Two of the major misconceptions here are:
1) High-priced pitchers inherently possess more upside than low-priced pitchers, and
2) You need a cheap guy with a lot of upside in order to justify moving away from the high-priced guys.
Lots of days, the high-priced guys don’t have as much upside as everyone wants to pretend.

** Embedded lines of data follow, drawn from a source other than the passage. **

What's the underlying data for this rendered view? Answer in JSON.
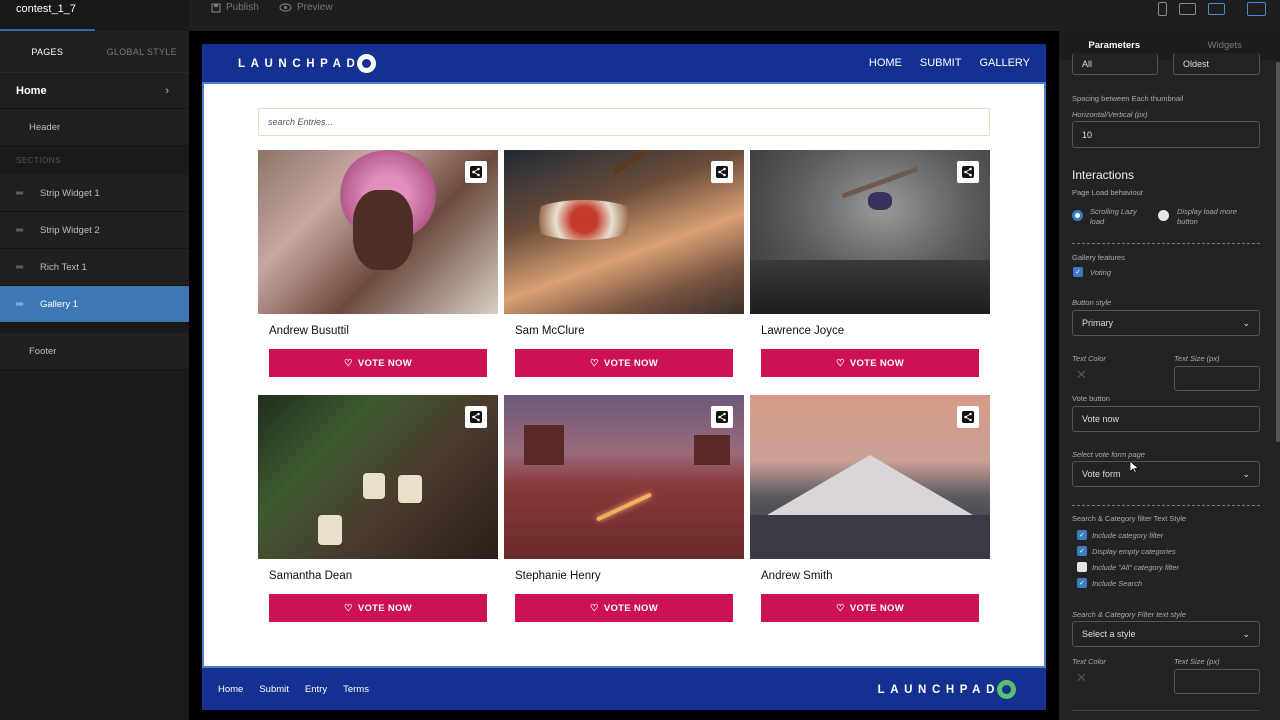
{
  "project": {
    "title": "contest_1_7"
  },
  "toolbar": {
    "publish_label": "Publish",
    "preview_label": "Preview"
  },
  "left": {
    "tabs": [
      "PAGES",
      "GLOBAL STYLE"
    ],
    "home_label": "Home",
    "header_label": "Header",
    "sections_label": "SECTIONS",
    "sections": [
      "Strip Widget 1",
      "Strip Widget 2",
      "Rich Text 1",
      "Gallery 1"
    ],
    "footer_label": "Footer"
  },
  "site": {
    "logo_text": "LAUNCHPAD",
    "nav": [
      "HOME",
      "SUBMIT",
      "GALLERY"
    ],
    "search_placeholder": "search Entries...",
    "vote_label": "VOTE NOW",
    "entries": [
      {
        "name": "Andrew Busuttil"
      },
      {
        "name": "Sam McClure"
      },
      {
        "name": "Lawrence Joyce"
      },
      {
        "name": "Samantha Dean"
      },
      {
        "name": "Stephanie Henry"
      },
      {
        "name": "Andrew Smith"
      }
    ],
    "footer_links": [
      "Home",
      "Submit",
      "Entry",
      "Terms"
    ],
    "colors": {
      "brand": "#143191",
      "vote": "#cc1155"
    }
  },
  "right": {
    "tabs": [
      "Parameters",
      "Widgets"
    ],
    "top_select_1": "All",
    "top_select_2": "Oldest",
    "spacing_label": "Spacing between Each thumbnail",
    "spacing_sub": "Horizontal/Vertical (px)",
    "spacing_value": "10",
    "interactions_title": "Interactions",
    "page_load_label": "Page Load behaviour",
    "radio_1": "Scrolling Lazy load",
    "radio_2": "Display load more button",
    "gallery_features_label": "Gallery features",
    "voting_label": "Voting",
    "button_style_label": "Button style",
    "button_style_value": "Primary",
    "text_color_label": "Text Color",
    "text_size_label": "Text Size (px)",
    "vote_button_label": "Vote button",
    "vote_button_value": "Vote now",
    "vote_form_label": "Select vote form page",
    "vote_form_value": "Vote form",
    "filter_style_label": "Search & Category filter Text Style",
    "checks": [
      {
        "label": "Include category filter",
        "on": true
      },
      {
        "label": "Display empty categories",
        "on": true
      },
      {
        "label": "Include \"All\" category filter",
        "on": false
      },
      {
        "label": "Include Search",
        "on": true
      }
    ],
    "filter_text_style_label": "Search & Category Filter text style",
    "select_style_value": "Select a style",
    "text_color_label_2": "Text Color",
    "text_size_label_2": "Text Size (px)"
  }
}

And on such days, you don’t need to find a cheap guy who “can get you 60 FanDuel points.” You just need a guy who can match (or come close to matching) what the popular, high-priced guy will do. If you find a cheap guy who can do that, you’ll be in great shape already – with higher-upside bats than anyone else can afford that day, and with a roster construction approach that leaves you all alone.
When to Avoid?
When the cheap arms are in poor spots, do not force this approach.
When the “popular, expensive arms” are truly worth their salary and the ownership attention they are receiving, do not force this approach.
When you like something completely different at the plate than what everyone else likes, and you can roster the “popular, expensive arm” and still have a totally different roster approach than your competition (assuming the “popular arm,” that day, has more upside than the cheaper guys, or is safer than the cheaper guys – that is to say, assuming he’s a good play by the numbers, and not just by name), there is no need to force in a cheap guy.
Let the slate dictate your approach.
Let the slate dictate your play.
Not every day is going to be a good one for “positioning yourself for The Big Score.” Not every day is a good day for paying down in tournaments on single-pitcher sites.
But always (always!) keep an eye out for the elements that combine to create a great day for “paying down in tourneys on single-pitcher sites” while everyone else is paying up. On such days, shift your focus toward tourneys on single-pitcher sites – then kick back, and enjoy The Big Scores that begin to roll your way.